> [Your objective]: Give every line from the entries that contains "JSON".

> [Dataset entries]:
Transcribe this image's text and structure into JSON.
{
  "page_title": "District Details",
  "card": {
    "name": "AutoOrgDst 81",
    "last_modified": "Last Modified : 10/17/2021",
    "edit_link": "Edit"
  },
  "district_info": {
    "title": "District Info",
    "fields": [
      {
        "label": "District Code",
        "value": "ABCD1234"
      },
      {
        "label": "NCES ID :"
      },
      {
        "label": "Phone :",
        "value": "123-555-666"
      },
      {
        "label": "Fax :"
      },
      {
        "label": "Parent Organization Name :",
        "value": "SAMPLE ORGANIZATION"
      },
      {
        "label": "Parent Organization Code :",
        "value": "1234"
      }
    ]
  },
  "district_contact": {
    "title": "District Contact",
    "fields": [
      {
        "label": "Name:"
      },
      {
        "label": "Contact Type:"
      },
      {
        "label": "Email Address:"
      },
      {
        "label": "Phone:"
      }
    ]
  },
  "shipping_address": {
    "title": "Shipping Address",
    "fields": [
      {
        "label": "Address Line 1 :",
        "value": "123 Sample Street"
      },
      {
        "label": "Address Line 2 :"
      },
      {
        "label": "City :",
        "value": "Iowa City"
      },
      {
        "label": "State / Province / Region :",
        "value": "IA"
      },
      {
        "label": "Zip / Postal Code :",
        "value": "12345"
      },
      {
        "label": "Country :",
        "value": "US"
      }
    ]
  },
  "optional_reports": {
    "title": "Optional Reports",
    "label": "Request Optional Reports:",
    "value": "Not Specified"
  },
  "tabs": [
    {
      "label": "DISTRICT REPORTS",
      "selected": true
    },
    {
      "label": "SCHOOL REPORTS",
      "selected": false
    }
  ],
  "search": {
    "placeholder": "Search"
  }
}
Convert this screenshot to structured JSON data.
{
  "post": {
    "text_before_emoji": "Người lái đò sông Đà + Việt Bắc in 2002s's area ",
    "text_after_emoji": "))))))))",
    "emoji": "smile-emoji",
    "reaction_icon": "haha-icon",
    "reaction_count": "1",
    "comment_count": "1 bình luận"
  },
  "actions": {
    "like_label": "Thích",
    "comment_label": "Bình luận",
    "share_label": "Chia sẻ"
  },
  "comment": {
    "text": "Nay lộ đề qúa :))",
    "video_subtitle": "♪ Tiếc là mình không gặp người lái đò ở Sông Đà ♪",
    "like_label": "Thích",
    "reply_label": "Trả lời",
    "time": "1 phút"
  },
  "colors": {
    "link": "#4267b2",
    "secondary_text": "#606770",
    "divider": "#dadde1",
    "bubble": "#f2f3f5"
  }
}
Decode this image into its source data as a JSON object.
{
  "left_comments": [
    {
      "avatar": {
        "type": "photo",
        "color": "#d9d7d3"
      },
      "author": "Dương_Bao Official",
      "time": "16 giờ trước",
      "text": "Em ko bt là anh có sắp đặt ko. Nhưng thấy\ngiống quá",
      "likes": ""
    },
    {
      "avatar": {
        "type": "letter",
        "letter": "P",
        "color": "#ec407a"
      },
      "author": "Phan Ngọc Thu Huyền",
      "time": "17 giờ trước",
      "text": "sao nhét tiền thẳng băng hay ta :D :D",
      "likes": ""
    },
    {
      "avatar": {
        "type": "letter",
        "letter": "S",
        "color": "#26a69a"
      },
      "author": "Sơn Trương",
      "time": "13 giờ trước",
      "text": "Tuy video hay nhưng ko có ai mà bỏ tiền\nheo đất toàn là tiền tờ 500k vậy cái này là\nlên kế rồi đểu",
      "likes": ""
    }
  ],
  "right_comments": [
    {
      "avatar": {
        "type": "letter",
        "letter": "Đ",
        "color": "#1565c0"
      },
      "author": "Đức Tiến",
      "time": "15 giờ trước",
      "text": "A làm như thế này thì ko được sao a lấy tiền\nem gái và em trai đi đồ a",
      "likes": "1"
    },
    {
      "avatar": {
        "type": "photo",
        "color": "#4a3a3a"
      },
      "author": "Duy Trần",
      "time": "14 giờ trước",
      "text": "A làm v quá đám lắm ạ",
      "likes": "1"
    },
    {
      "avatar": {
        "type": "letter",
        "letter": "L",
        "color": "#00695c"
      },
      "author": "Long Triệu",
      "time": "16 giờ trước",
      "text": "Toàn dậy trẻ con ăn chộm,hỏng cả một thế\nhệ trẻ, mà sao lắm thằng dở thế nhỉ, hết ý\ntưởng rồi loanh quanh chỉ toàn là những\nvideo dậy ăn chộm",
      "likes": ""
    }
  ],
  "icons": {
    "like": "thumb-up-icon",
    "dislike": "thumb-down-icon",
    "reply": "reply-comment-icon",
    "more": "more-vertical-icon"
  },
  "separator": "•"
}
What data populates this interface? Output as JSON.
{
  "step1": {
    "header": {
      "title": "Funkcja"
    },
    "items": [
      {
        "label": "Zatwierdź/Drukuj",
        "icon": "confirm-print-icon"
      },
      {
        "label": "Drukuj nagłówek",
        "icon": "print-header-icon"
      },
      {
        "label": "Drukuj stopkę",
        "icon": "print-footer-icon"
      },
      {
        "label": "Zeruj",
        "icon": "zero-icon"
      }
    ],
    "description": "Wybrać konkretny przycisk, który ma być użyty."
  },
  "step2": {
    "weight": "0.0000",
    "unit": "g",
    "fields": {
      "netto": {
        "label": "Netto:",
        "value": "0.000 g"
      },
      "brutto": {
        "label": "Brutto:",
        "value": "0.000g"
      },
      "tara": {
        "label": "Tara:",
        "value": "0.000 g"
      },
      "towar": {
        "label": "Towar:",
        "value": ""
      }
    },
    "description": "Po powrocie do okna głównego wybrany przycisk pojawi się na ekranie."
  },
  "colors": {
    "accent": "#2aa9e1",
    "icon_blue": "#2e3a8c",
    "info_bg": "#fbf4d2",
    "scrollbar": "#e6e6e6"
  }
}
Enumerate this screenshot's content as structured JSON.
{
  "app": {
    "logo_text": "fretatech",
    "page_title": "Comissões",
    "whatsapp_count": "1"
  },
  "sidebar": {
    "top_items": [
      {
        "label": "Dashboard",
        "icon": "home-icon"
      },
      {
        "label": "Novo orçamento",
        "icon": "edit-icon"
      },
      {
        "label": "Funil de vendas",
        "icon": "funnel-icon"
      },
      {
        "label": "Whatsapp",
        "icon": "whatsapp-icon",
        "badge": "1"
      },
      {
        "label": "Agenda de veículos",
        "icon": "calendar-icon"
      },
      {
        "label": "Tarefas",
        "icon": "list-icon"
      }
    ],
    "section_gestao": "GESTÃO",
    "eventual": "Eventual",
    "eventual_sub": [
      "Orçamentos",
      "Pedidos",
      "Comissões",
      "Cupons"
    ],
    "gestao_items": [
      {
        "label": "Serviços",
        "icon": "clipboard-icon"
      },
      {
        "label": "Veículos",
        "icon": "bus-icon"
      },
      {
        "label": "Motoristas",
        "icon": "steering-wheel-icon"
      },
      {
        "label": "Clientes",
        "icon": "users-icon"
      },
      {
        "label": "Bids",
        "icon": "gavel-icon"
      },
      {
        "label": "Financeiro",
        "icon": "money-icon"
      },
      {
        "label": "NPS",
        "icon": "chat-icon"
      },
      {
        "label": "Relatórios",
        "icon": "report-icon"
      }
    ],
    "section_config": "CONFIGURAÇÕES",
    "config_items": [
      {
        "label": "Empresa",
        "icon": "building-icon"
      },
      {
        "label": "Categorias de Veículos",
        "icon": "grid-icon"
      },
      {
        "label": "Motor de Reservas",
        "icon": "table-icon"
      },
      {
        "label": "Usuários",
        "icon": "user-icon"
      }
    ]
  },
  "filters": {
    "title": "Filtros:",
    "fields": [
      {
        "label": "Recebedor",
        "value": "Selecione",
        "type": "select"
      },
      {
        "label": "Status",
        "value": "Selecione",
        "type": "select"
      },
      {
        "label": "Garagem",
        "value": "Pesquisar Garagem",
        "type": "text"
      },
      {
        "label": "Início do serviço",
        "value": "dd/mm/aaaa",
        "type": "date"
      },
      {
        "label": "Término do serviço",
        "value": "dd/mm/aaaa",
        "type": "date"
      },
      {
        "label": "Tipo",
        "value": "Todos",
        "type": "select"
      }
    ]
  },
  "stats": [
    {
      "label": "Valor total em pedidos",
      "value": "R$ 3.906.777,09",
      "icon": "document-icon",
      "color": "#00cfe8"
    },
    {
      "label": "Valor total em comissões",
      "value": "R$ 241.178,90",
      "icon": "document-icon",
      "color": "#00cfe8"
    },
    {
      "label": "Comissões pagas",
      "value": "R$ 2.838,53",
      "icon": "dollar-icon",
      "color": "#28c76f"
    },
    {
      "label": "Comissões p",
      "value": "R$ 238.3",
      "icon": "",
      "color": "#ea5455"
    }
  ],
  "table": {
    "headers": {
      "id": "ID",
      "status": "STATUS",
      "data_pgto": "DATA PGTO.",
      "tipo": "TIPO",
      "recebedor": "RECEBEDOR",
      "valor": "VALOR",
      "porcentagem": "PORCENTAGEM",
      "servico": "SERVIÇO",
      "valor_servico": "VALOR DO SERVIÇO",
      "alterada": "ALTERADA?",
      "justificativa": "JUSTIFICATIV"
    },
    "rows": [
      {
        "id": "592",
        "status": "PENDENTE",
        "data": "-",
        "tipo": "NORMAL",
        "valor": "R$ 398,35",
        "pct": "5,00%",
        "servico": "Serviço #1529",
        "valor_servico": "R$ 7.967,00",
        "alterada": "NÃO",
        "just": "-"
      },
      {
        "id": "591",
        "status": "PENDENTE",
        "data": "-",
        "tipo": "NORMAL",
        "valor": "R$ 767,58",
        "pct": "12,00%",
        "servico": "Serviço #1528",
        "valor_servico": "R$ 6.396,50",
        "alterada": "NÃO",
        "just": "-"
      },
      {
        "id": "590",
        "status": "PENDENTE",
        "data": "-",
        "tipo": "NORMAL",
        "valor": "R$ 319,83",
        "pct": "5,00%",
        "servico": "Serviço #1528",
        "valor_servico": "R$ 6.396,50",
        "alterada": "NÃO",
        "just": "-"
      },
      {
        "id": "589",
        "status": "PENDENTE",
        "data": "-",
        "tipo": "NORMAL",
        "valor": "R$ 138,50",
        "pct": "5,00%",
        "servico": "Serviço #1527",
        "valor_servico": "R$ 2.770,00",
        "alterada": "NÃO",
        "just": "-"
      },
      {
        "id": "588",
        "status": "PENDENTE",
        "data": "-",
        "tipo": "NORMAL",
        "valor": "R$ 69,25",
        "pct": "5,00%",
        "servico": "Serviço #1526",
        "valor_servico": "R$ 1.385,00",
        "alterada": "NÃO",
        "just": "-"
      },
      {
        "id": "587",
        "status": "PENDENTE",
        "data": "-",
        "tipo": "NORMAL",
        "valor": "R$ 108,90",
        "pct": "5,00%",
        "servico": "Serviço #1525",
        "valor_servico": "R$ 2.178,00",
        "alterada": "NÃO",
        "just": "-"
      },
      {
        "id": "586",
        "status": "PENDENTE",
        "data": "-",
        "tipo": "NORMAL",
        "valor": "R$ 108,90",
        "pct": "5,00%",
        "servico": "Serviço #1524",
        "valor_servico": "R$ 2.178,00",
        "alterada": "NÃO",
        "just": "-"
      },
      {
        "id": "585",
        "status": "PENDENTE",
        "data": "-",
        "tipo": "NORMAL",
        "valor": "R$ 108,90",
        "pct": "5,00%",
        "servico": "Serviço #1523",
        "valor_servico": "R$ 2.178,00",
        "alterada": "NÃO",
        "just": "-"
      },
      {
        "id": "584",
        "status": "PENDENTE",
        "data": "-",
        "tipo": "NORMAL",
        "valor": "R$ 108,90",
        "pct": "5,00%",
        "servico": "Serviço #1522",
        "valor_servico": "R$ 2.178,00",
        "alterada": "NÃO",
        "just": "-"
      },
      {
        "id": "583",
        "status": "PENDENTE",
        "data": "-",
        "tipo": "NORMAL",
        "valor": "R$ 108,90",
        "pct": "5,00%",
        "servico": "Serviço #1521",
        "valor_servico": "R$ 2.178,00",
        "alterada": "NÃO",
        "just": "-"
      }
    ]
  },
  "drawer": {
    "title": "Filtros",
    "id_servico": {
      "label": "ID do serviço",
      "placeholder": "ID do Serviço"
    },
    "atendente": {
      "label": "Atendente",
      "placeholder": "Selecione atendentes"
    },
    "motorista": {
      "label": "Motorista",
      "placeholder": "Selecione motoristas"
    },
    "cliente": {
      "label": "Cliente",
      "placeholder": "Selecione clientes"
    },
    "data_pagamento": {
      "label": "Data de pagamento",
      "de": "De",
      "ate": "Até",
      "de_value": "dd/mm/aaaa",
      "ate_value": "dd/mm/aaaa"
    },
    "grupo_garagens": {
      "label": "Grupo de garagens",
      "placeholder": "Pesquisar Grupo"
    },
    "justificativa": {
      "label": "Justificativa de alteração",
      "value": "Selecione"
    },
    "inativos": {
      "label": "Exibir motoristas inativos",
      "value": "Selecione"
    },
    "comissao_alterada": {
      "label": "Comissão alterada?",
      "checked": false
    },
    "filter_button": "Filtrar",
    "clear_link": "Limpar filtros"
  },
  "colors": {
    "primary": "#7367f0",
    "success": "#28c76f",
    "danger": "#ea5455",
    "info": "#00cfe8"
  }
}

> [Written solution]:
Transcribe this image's text and structure into JSON.
Convert this screenshot to structured JSON data.
Decode this image into its source data as a JSON object.
What data populates this interface? Output as JSON.
Enumerate this screenshot's content as structured JSON.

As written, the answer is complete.